Raising Capital from Foreign Investors

Foreigners can invest in U.S. securities offerings easier than U.S. persons. That's because the Securities Act of 1933 protects U.S. investors by placing numerous restrictions on securities offered to U.S. persons. However, those restrictions do not apply to foreign investors who invest under Regulation S of the Act. Note that the issuer of securities can decide to treat foreign investors as the same as U.S. investors, in which case all of the same restrictions will apply to both U.S. and foreign investors. But, if the issuer wants to simplify the process for foreign investor, the issuer can rely on Regulation S.
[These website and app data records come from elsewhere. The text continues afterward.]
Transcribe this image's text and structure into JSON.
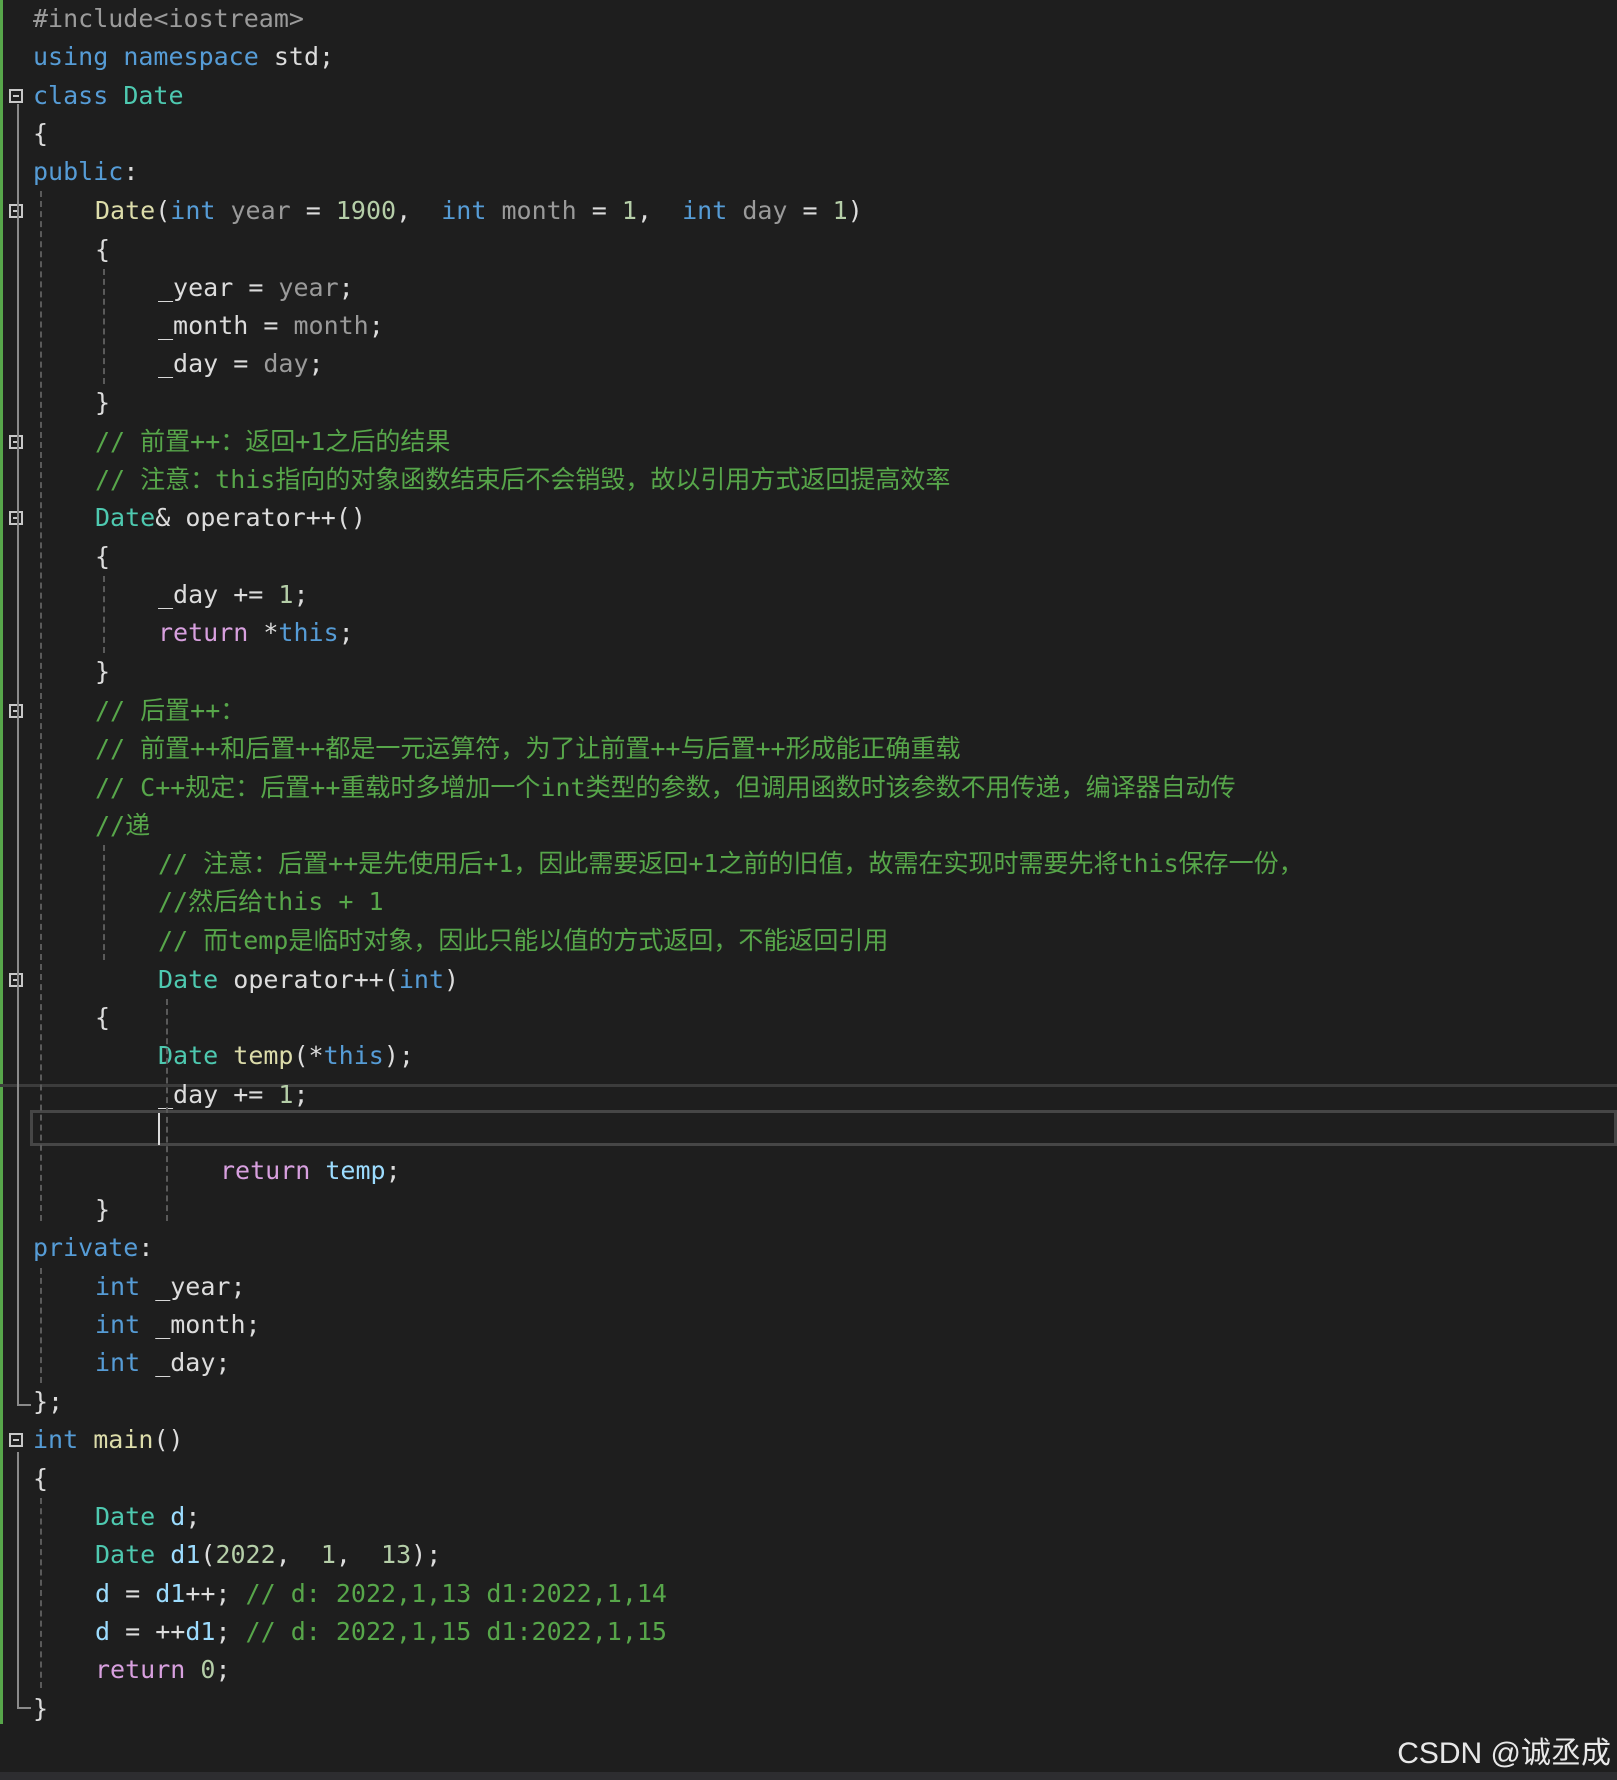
{
  "editor": {
    "lines": [
      {
        "id": "l1",
        "tokens": [
          {
            "t": "#include<iostream>",
            "c": "pp"
          }
        ]
      },
      {
        "id": "l2",
        "tokens": [
          {
            "t": "using",
            "c": "kw"
          },
          {
            "t": " ",
            "c": ""
          },
          {
            "t": "namespace",
            "c": "kw"
          },
          {
            "t": " std;",
            "c": ""
          }
        ]
      },
      {
        "id": "l3",
        "tokens": [
          {
            "t": "class",
            "c": "kw"
          },
          {
            "t": " ",
            "c": ""
          },
          {
            "t": "Date",
            "c": "ty"
          }
        ]
      },
      {
        "id": "l4",
        "tokens": [
          {
            "t": "{",
            "c": ""
          }
        ]
      },
      {
        "id": "l5",
        "tokens": [
          {
            "t": "public",
            "c": "kw"
          },
          {
            "t": ":",
            "c": ""
          }
        ]
      },
      {
        "id": "l6",
        "tokens": [
          {
            "t": "Date",
            "c": "fn"
          },
          {
            "t": "(",
            "c": ""
          },
          {
            "t": "int",
            "c": "kw"
          },
          {
            "t": " ",
            "c": ""
          },
          {
            "t": "year",
            "c": "pa"
          },
          {
            "t": " = ",
            "c": ""
          },
          {
            "t": "1900",
            "c": "nm"
          },
          {
            "t": ",  ",
            "c": ""
          },
          {
            "t": "int",
            "c": "kw"
          },
          {
            "t": " ",
            "c": ""
          },
          {
            "t": "month",
            "c": "pa"
          },
          {
            "t": " = ",
            "c": ""
          },
          {
            "t": "1",
            "c": "nm"
          },
          {
            "t": ",  ",
            "c": ""
          },
          {
            "t": "int",
            "c": "kw"
          },
          {
            "t": " ",
            "c": ""
          },
          {
            "t": "day",
            "c": "pa"
          },
          {
            "t": " = ",
            "c": ""
          },
          {
            "t": "1",
            "c": "nm"
          },
          {
            "t": ")",
            "c": ""
          }
        ]
      },
      {
        "id": "l7",
        "tokens": [
          {
            "t": "{",
            "c": ""
          }
        ]
      },
      {
        "id": "l8",
        "tokens": [
          {
            "t": "_year",
            "c": ""
          },
          {
            "t": " = ",
            "c": ""
          },
          {
            "t": "year",
            "c": "pa"
          },
          {
            "t": ";",
            "c": ""
          }
        ]
      },
      {
        "id": "l9",
        "tokens": [
          {
            "t": "_month",
            "c": ""
          },
          {
            "t": " = ",
            "c": ""
          },
          {
            "t": "month",
            "c": "pa"
          },
          {
            "t": ";",
            "c": ""
          }
        ]
      },
      {
        "id": "l10",
        "tokens": [
          {
            "t": "_day",
            "c": ""
          },
          {
            "t": " = ",
            "c": ""
          },
          {
            "t": "day",
            "c": "pa"
          },
          {
            "t": ";",
            "c": ""
          }
        ]
      },
      {
        "id": "l11",
        "tokens": [
          {
            "t": "}",
            "c": ""
          }
        ]
      },
      {
        "id": "l12",
        "tokens": [
          {
            "t": "// 前置++：返回+1之后的结果",
            "c": "cm"
          }
        ]
      },
      {
        "id": "l13",
        "tokens": [
          {
            "t": "// 注意：this指向的对象函数结束后不会销毁，故以引用方式返回提高效率",
            "c": "cm"
          }
        ]
      },
      {
        "id": "l14",
        "tokens": [
          {
            "t": "Date",
            "c": "ty"
          },
          {
            "t": "& operator++()",
            "c": ""
          }
        ]
      },
      {
        "id": "l15",
        "tokens": [
          {
            "t": "{",
            "c": ""
          }
        ]
      },
      {
        "id": "l16",
        "tokens": [
          {
            "t": "_day += ",
            "c": ""
          },
          {
            "t": "1",
            "c": "nm"
          },
          {
            "t": ";",
            "c": ""
          }
        ]
      },
      {
        "id": "l17",
        "tokens": [
          {
            "t": "return",
            "c": "ct"
          },
          {
            "t": " *",
            "c": ""
          },
          {
            "t": "this",
            "c": "kw"
          },
          {
            "t": ";",
            "c": ""
          }
        ]
      },
      {
        "id": "l18",
        "tokens": [
          {
            "t": "}",
            "c": ""
          }
        ]
      },
      {
        "id": "l19",
        "tokens": [
          {
            "t": "// 后置++：",
            "c": "cm"
          }
        ]
      },
      {
        "id": "l20",
        "tokens": [
          {
            "t": "// 前置++和后置++都是一元运算符，为了让前置++与后置++形成能正确重载",
            "c": "cm"
          }
        ]
      },
      {
        "id": "l21",
        "tokens": [
          {
            "t": "// C++规定：后置++重载时多增加一个int类型的参数，但调用函数时该参数不用传递，编译器自动传",
            "c": "cm"
          }
        ]
      },
      {
        "id": "l22",
        "tokens": [
          {
            "t": "//递",
            "c": "cm"
          }
        ]
      },
      {
        "id": "l23",
        "tokens": [
          {
            "t": "// 注意：后置++是先使用后+1，因此需要返回+1之前的旧值，故需在实现时需要先将this保存一份，",
            "c": "cm"
          }
        ]
      },
      {
        "id": "l24",
        "tokens": [
          {
            "t": "//然后给this + 1",
            "c": "cm"
          }
        ]
      },
      {
        "id": "l25",
        "tokens": [
          {
            "t": "// 而temp是临时对象，因此只能以值的方式返回，不能返回引用",
            "c": "cm"
          }
        ]
      },
      {
        "id": "l26",
        "tokens": [
          {
            "t": "Date",
            "c": "ty"
          },
          {
            "t": " ",
            "c": ""
          },
          {
            "t": "operator++",
            "c": ""
          },
          {
            "t": "(",
            "c": ""
          },
          {
            "t": "int",
            "c": "kw"
          },
          {
            "t": ")",
            "c": ""
          }
        ]
      },
      {
        "id": "l27",
        "tokens": [
          {
            "t": "{",
            "c": ""
          }
        ]
      },
      {
        "id": "l28",
        "tokens": [
          {
            "t": "Date",
            "c": "ty"
          },
          {
            "t": " ",
            "c": ""
          },
          {
            "t": "temp",
            "c": "fn"
          },
          {
            "t": "(*",
            "c": ""
          },
          {
            "t": "this",
            "c": "kw"
          },
          {
            "t": ");",
            "c": ""
          }
        ]
      },
      {
        "id": "l29",
        "tokens": [
          {
            "t": "_day += ",
            "c": ""
          },
          {
            "t": "1",
            "c": "nm"
          },
          {
            "t": ";",
            "c": ""
          }
        ]
      },
      {
        "id": "l30",
        "tokens": [
          {
            "t": "",
            "c": ""
          }
        ]
      },
      {
        "id": "l31",
        "tokens": [
          {
            "t": "return",
            "c": "ct"
          },
          {
            "t": " ",
            "c": ""
          },
          {
            "t": "temp",
            "c": "ms"
          },
          {
            "t": ";",
            "c": ""
          }
        ]
      },
      {
        "id": "l32",
        "tokens": [
          {
            "t": "}",
            "c": ""
          }
        ]
      },
      {
        "id": "l33",
        "tokens": [
          {
            "t": "private",
            "c": "kw"
          },
          {
            "t": ":",
            "c": ""
          }
        ]
      },
      {
        "id": "l34",
        "tokens": [
          {
            "t": "int",
            "c": "kw"
          },
          {
            "t": " _year;",
            "c": ""
          }
        ]
      },
      {
        "id": "l35",
        "tokens": [
          {
            "t": "int",
            "c": "kw"
          },
          {
            "t": " _month;",
            "c": ""
          }
        ]
      },
      {
        "id": "l36",
        "tokens": [
          {
            "t": "int",
            "c": "kw"
          },
          {
            "t": " _day;",
            "c": ""
          }
        ]
      },
      {
        "id": "l37",
        "tokens": [
          {
            "t": "};",
            "c": ""
          }
        ]
      },
      {
        "id": "l38",
        "tokens": [
          {
            "t": "int",
            "c": "kw"
          },
          {
            "t": " ",
            "c": ""
          },
          {
            "t": "main",
            "c": "fn"
          },
          {
            "t": "()",
            "c": ""
          }
        ]
      },
      {
        "id": "l39",
        "tokens": [
          {
            "t": "{",
            "c": ""
          }
        ]
      },
      {
        "id": "l40",
        "tokens": [
          {
            "t": "Date",
            "c": "ty"
          },
          {
            "t": " ",
            "c": ""
          },
          {
            "t": "d",
            "c": "ms"
          },
          {
            "t": ";",
            "c": ""
          }
        ]
      },
      {
        "id": "l41",
        "tokens": [
          {
            "t": "Date",
            "c": "ty"
          },
          {
            "t": " ",
            "c": ""
          },
          {
            "t": "d1",
            "c": "ms"
          },
          {
            "t": "(",
            "c": ""
          },
          {
            "t": "2022",
            "c": "nm"
          },
          {
            "t": ",  ",
            "c": ""
          },
          {
            "t": "1",
            "c": "nm"
          },
          {
            "t": ",  ",
            "c": ""
          },
          {
            "t": "13",
            "c": "nm"
          },
          {
            "t": ");",
            "c": ""
          }
        ]
      },
      {
        "id": "l42",
        "tokens": [
          {
            "t": "d",
            "c": "ms"
          },
          {
            "t": " = ",
            "c": ""
          },
          {
            "t": "d1",
            "c": "ms"
          },
          {
            "t": "++; ",
            "c": ""
          },
          {
            "t": "// d: 2022,1,13 d1:2022,1,14",
            "c": "cm"
          }
        ]
      },
      {
        "id": "l43",
        "tokens": [
          {
            "t": "d",
            "c": "ms"
          },
          {
            "t": " = ++",
            "c": ""
          },
          {
            "t": "d1",
            "c": "ms"
          },
          {
            "t": "; ",
            "c": ""
          },
          {
            "t": "// d: 2022,1,15 d1:2022,1,15",
            "c": "cm"
          }
        ]
      },
      {
        "id": "l44",
        "tokens": [
          {
            "t": "return",
            "c": "ct"
          },
          {
            "t": " ",
            "c": ""
          },
          {
            "t": "0",
            "c": "nm"
          },
          {
            "t": ";",
            "c": ""
          }
        ]
      },
      {
        "id": "l45",
        "tokens": [
          {
            "t": "}",
            "c": ""
          }
        ]
      }
    ]
  },
  "watermark": "CSDN @诚丞成"
}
With Reg. S, there are no investor qualification requirements (i.e.they don't have to be accredited or "sophisticated") and no limit on the number of investors. To be eligible for Reg S: (1) offers and sales of the securities must be made only to foreign investors, and (2) no offering participant can engage in "directed selling efforts"that target the US market. "Foreign investors" are non-U.S. citizens who do not reside in the U.S. and who are not in the United States at the time of the offer and sale. “Directed selling efforts” are defined by Rule 902(c) as “any activity undertaken for the purpose of, or that could be reasonably expected to result in, conditioning the U.S. market for the relevant securities.” In other words, issuers cannot advertise the offering in the US, send promotional materials to US investors or hold promotional conferences in this country. But the issuers can sell from the US to investors located abroad. Any Internet selling efforts must ensure that: (1) the Web site includes a prominent disclaimer that the offer is directed only to foreign countries, and (2) the Web site offeror implements procedures to reasonably ensure no securities actually get sold to U.S. persons.

A separate Regulation D offering can be made to U.S. investors that overlaps the offering to foreign investors. The two offerings must be kept separate, even if the materials for each may be similar.